INSTRUCTIONS FOR THE TASK.
When the string "description" appears in a line of the records, show the whole line.

Records contained in a dataset.
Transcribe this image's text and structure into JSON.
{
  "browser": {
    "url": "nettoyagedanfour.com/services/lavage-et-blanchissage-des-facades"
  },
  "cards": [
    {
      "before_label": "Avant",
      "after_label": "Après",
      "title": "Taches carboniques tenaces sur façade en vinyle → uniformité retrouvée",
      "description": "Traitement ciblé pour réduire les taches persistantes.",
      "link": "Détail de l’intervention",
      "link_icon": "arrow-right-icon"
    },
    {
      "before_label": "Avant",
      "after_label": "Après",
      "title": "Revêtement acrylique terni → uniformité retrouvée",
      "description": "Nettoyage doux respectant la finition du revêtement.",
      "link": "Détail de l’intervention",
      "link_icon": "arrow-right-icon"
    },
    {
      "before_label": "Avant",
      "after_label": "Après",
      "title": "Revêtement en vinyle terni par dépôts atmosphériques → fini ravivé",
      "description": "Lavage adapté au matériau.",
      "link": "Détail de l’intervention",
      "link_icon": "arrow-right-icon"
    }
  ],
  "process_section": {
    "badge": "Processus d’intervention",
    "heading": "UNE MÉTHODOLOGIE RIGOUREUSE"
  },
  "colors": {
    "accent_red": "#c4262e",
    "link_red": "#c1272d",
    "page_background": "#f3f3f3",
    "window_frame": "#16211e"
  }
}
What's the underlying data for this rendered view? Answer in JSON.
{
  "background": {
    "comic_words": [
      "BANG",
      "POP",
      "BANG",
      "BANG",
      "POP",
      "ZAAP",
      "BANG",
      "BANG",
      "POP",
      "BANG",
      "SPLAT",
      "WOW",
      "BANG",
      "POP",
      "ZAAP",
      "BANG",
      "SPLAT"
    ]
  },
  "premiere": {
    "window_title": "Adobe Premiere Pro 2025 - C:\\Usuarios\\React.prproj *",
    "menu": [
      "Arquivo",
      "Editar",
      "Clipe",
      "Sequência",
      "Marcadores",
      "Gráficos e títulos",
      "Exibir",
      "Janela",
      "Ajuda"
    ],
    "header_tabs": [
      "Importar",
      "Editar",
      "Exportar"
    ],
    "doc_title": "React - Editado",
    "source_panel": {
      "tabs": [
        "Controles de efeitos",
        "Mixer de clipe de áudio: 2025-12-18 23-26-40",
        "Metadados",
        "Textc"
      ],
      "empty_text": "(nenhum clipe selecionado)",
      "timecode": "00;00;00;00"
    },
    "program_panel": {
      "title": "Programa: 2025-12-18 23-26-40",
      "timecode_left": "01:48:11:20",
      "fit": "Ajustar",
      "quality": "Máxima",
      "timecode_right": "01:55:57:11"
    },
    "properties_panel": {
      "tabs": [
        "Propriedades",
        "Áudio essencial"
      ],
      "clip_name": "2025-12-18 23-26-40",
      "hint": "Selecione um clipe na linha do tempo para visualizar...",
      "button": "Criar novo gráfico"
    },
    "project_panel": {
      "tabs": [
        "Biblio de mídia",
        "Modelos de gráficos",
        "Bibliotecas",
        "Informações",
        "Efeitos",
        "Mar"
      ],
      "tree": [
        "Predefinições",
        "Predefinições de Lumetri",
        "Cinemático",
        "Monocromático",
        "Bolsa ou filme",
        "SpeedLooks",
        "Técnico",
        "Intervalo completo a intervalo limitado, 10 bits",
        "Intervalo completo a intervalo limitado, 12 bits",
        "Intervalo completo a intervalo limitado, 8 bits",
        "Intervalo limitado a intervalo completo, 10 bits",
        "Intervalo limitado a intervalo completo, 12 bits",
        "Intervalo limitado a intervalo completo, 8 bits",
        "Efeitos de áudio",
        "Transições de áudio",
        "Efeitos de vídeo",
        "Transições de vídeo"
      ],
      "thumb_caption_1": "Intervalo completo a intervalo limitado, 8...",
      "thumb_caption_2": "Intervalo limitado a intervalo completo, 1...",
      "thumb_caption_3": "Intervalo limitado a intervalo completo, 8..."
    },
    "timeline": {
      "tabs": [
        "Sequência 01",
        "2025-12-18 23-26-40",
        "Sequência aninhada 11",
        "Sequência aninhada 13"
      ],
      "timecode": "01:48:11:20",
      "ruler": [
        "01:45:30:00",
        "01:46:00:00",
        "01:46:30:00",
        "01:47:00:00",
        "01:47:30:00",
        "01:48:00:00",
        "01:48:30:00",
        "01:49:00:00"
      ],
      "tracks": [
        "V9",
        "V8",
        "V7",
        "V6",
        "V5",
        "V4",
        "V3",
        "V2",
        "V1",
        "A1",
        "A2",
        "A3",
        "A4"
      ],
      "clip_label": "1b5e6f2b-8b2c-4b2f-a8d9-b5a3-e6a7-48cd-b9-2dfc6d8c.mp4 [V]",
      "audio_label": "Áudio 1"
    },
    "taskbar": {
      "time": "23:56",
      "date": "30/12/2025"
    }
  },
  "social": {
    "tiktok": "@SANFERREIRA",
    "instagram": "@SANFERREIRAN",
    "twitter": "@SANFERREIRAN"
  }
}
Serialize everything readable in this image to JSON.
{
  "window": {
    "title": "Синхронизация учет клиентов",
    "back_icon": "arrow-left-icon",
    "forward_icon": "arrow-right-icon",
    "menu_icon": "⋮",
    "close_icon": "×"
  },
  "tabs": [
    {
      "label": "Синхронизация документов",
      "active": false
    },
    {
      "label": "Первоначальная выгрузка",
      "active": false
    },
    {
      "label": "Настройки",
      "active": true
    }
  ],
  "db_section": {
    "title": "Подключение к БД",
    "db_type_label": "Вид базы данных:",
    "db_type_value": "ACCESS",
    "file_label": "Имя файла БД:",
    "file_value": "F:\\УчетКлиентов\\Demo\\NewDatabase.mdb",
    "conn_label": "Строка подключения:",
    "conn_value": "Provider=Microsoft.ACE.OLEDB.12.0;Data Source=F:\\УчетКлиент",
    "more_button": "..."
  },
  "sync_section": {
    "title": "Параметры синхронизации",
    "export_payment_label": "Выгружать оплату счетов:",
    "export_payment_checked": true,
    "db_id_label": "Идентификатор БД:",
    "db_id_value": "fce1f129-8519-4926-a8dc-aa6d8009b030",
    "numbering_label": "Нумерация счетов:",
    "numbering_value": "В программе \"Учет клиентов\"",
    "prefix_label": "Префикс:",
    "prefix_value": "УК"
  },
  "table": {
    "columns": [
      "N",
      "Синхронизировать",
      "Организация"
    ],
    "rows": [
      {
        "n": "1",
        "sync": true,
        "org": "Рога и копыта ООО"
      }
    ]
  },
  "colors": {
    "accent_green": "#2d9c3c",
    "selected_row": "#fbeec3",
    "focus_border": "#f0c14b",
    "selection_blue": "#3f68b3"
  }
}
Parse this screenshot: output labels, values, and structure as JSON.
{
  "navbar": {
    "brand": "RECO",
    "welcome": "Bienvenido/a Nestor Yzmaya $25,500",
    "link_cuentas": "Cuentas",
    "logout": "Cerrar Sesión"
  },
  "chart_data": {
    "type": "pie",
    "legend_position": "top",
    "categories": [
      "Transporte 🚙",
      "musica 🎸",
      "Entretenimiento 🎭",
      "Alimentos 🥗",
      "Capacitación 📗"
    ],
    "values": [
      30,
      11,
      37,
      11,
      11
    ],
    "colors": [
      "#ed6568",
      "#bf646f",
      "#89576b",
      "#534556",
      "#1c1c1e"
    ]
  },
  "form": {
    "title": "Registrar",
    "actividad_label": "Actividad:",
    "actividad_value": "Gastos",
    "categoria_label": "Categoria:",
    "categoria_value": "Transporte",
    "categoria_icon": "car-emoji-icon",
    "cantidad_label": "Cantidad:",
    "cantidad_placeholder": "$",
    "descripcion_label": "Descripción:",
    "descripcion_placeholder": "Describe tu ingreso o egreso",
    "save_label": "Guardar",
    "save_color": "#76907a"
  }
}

OUTPUT FOR THIS TASK.
      "description": "Traitement ciblé pour réduire les taches persistantes.",
      "description": "Nettoyage doux respectant la finition du revêtement.",
      "description": "Lavage adapté au matériau.",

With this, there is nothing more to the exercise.